*Task to carry out*
Which lines below hold the word "Plant"? Report each one.

*Material supplied*
□ □ □ □ □

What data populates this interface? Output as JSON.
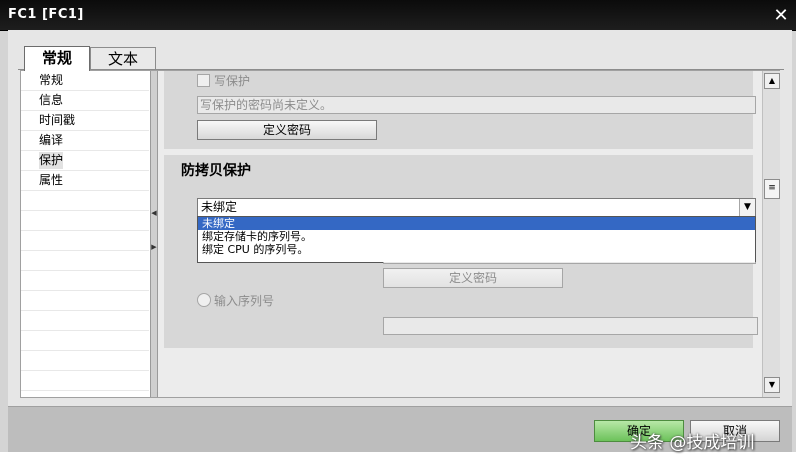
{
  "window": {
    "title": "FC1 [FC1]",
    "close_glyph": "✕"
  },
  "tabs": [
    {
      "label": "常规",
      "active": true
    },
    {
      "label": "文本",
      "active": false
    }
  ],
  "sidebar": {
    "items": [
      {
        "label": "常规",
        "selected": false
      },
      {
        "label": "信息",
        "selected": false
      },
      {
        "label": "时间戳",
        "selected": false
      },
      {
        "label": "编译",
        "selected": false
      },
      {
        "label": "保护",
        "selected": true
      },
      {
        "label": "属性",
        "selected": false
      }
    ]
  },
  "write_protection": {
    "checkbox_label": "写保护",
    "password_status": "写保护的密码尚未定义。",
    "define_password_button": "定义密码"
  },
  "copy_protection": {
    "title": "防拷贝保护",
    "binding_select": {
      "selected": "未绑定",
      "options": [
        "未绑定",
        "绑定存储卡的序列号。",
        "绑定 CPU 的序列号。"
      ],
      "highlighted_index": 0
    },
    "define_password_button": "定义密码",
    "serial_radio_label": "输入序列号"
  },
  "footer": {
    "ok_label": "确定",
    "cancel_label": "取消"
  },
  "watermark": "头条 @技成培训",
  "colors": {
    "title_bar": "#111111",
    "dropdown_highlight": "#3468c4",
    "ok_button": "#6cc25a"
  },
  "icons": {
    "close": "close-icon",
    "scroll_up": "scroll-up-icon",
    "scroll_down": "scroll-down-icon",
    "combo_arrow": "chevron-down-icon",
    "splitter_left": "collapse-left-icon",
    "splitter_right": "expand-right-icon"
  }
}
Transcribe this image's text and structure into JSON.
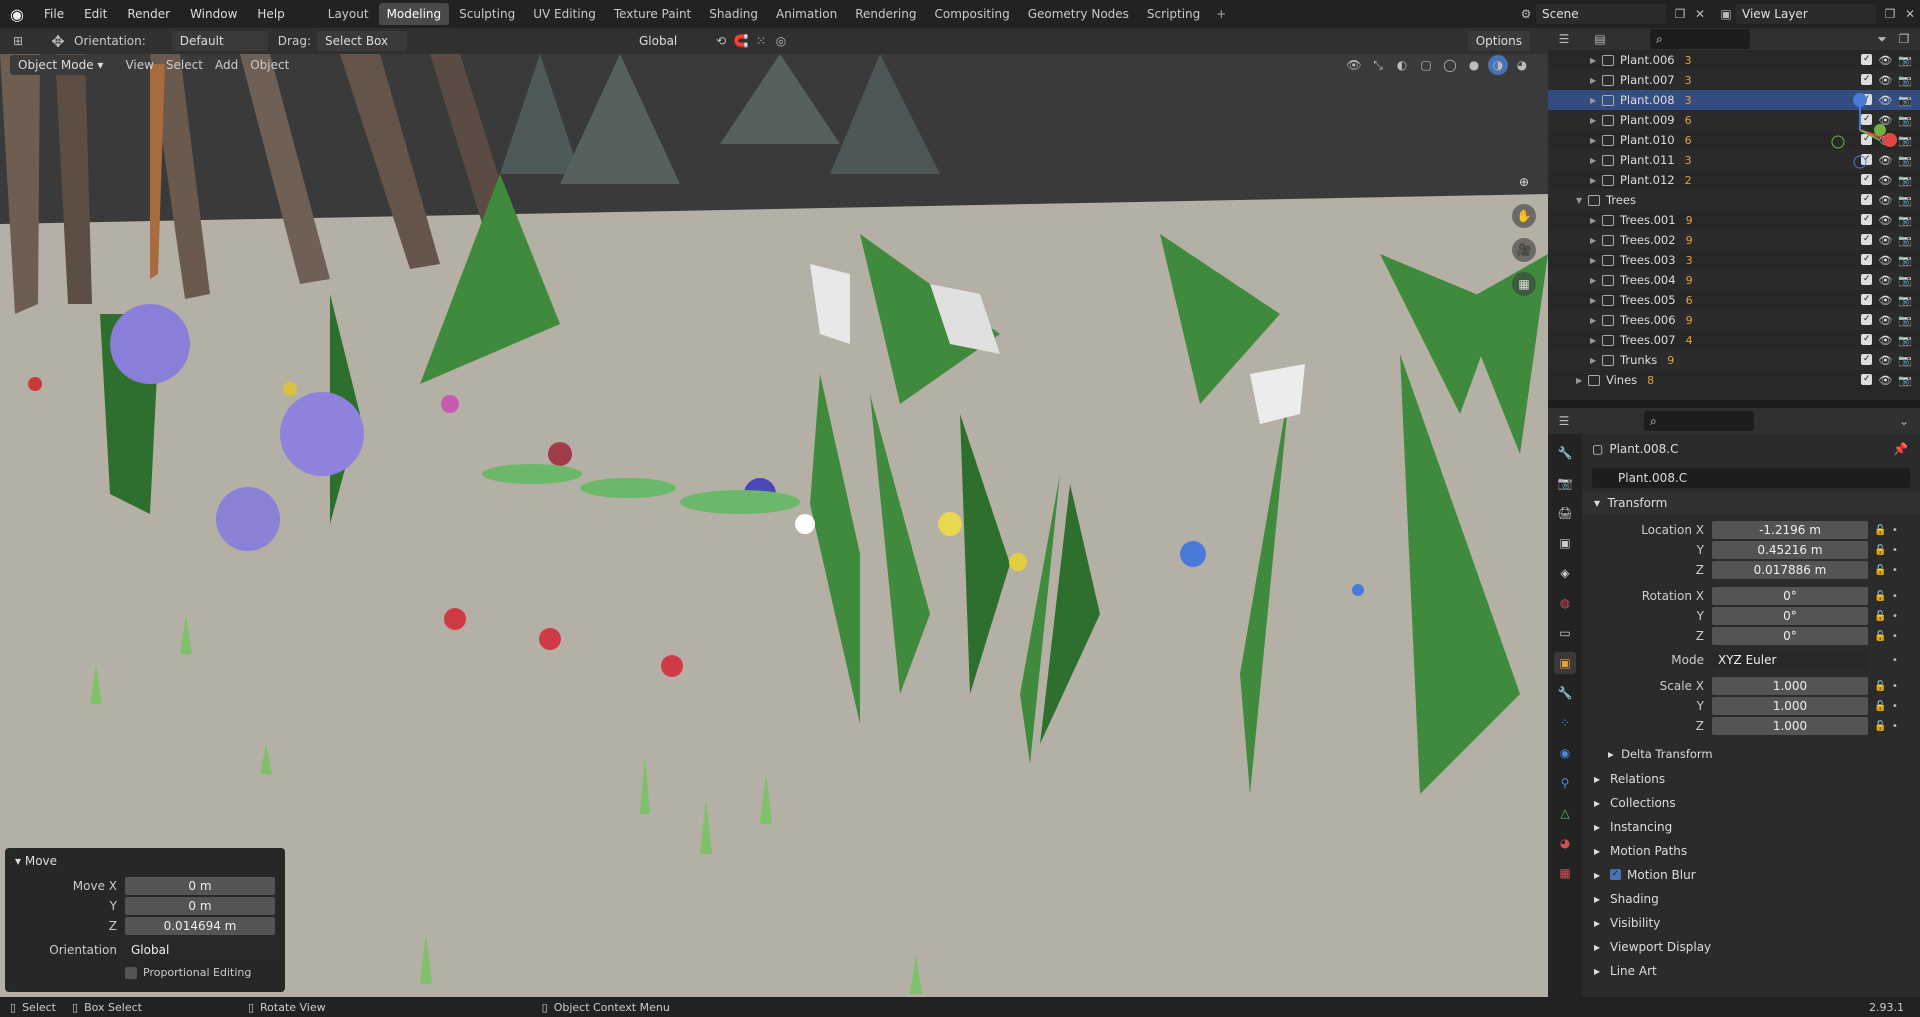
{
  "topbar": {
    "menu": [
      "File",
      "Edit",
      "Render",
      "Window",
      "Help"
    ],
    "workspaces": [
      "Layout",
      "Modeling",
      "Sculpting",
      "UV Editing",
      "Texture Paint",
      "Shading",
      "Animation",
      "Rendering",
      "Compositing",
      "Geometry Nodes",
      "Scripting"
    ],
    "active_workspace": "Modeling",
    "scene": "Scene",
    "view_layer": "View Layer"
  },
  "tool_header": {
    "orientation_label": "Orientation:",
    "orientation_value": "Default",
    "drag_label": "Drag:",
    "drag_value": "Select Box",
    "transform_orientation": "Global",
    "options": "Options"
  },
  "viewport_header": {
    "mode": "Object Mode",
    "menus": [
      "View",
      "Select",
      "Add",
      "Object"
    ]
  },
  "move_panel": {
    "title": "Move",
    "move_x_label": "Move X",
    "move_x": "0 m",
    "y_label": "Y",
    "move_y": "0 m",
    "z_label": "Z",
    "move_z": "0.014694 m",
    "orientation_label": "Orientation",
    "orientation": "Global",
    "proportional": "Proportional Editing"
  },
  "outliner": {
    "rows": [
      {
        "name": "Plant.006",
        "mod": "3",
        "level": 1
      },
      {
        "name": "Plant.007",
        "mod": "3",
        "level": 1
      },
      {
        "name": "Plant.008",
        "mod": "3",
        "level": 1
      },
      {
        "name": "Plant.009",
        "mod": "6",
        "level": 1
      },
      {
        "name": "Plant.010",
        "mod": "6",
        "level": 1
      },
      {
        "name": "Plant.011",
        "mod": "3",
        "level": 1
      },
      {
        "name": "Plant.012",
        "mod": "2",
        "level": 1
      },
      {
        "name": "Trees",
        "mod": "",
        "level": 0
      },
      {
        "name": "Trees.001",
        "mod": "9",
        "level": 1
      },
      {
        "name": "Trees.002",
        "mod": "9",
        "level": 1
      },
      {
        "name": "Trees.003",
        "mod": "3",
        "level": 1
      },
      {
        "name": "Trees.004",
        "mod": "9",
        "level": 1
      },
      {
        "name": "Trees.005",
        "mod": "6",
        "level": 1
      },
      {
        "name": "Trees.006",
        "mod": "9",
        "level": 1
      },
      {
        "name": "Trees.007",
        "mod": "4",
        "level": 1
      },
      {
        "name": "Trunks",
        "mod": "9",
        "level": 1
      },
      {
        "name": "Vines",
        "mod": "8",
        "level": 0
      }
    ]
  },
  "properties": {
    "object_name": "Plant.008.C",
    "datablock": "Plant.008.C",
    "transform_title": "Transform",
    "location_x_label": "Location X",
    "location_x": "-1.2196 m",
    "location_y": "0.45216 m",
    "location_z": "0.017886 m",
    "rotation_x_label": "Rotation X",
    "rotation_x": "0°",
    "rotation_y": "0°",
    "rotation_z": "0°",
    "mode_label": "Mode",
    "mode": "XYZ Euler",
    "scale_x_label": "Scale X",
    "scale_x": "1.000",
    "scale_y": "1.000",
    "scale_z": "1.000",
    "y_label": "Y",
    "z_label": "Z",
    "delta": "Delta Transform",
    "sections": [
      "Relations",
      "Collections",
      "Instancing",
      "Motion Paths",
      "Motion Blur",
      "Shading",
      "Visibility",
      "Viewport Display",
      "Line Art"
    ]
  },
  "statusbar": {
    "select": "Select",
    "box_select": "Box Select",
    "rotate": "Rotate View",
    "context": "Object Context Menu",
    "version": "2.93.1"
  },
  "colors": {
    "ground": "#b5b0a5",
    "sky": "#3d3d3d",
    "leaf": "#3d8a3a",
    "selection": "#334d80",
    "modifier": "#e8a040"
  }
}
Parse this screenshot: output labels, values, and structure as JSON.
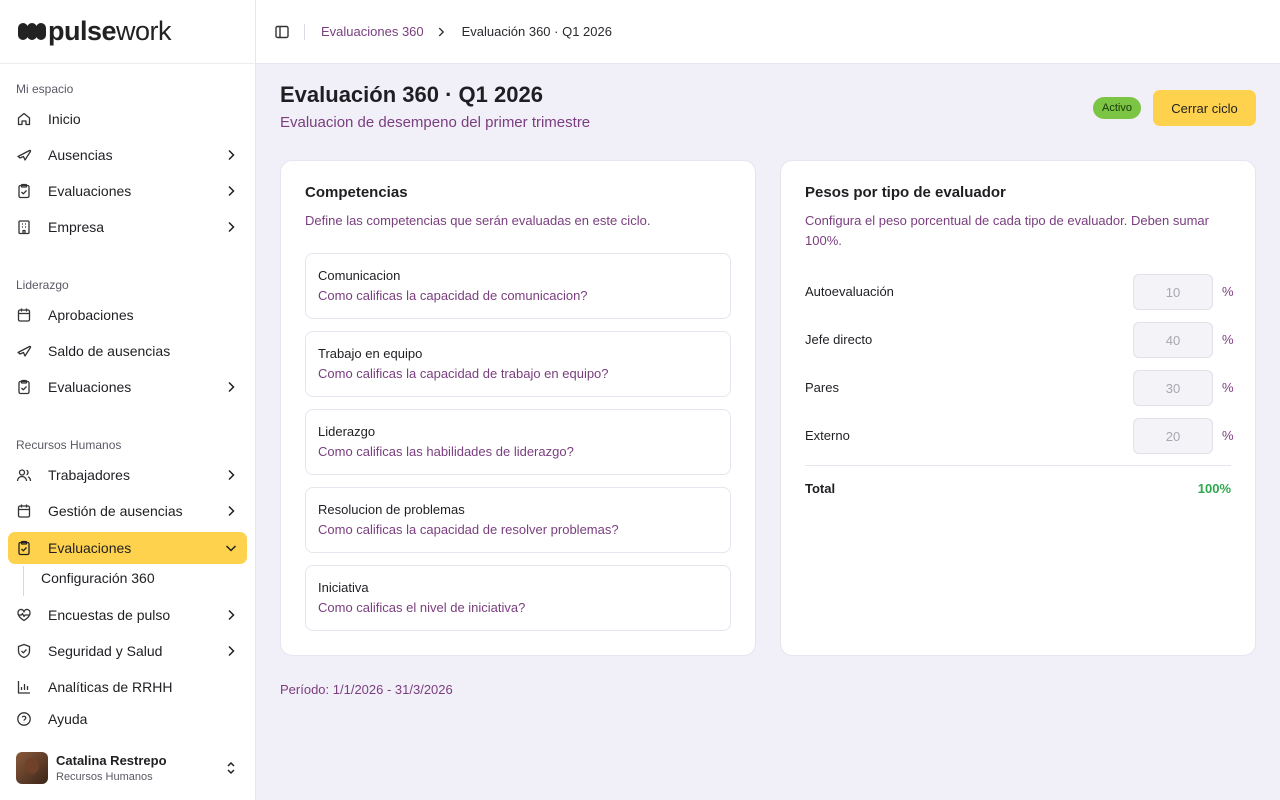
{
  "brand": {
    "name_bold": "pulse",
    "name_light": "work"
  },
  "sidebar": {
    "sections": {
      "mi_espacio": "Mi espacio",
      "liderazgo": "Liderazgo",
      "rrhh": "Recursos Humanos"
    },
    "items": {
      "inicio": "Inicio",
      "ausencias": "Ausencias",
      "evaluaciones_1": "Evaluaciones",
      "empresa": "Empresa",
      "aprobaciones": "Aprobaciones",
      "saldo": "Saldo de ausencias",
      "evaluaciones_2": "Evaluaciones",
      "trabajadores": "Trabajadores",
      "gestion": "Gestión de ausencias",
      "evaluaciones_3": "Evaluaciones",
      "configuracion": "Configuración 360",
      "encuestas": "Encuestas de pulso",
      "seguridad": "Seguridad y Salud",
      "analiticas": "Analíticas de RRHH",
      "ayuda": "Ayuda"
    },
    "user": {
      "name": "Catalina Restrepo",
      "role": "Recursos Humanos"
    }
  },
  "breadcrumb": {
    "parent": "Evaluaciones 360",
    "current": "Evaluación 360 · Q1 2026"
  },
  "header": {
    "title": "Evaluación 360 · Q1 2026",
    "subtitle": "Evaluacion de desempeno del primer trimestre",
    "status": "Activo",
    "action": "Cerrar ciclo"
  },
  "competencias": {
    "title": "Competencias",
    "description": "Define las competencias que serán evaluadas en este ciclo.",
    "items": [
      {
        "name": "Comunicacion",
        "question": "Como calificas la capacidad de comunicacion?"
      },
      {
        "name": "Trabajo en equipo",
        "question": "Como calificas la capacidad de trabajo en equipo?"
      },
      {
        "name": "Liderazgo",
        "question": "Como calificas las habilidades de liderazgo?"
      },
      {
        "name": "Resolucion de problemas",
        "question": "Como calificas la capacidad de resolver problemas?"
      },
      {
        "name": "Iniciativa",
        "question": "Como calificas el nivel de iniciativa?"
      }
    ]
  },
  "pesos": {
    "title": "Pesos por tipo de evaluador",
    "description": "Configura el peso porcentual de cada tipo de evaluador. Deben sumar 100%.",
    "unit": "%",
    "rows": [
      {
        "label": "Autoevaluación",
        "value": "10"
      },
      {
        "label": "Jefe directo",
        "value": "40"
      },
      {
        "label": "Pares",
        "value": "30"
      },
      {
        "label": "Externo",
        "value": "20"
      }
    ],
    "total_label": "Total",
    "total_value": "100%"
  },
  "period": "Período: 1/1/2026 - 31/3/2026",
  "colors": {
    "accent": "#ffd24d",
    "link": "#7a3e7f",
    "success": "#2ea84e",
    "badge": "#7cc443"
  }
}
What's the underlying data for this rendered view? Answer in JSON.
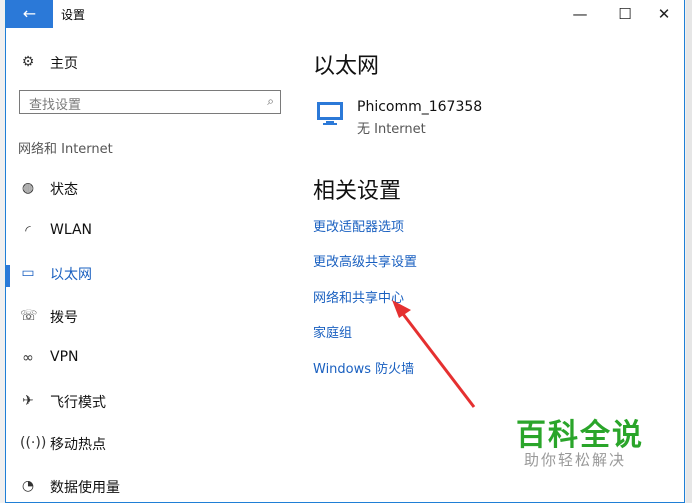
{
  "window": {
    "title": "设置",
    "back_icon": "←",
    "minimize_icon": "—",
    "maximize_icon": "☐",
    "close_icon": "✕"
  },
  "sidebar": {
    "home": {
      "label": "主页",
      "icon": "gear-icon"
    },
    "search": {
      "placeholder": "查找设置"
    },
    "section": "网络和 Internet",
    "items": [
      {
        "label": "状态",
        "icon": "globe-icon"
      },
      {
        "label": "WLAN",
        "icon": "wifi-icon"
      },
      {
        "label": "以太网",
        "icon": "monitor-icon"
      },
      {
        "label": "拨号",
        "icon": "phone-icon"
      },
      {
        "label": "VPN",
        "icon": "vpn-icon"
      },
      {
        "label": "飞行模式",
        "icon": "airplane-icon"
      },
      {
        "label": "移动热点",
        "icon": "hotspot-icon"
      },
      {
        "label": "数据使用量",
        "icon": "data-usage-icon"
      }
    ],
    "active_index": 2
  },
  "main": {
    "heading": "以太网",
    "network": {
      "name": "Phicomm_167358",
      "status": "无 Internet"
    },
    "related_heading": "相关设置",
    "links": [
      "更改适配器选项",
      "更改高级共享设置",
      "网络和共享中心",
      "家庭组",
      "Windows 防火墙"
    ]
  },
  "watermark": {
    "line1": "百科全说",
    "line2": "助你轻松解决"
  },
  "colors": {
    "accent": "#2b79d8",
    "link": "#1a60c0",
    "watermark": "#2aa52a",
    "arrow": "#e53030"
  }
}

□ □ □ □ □

*Exercise solution*
        "name": "Plant.006",
        "name": "Plant.007",
        "name": "Plant.008",
        "name": "Plant.009",
        "name": "Plant.010",
        "name": "Plant.011",
        "name": "Plant.012",
    "object_name": "Plant.008.C",
    "datablock": "Plant.008.C",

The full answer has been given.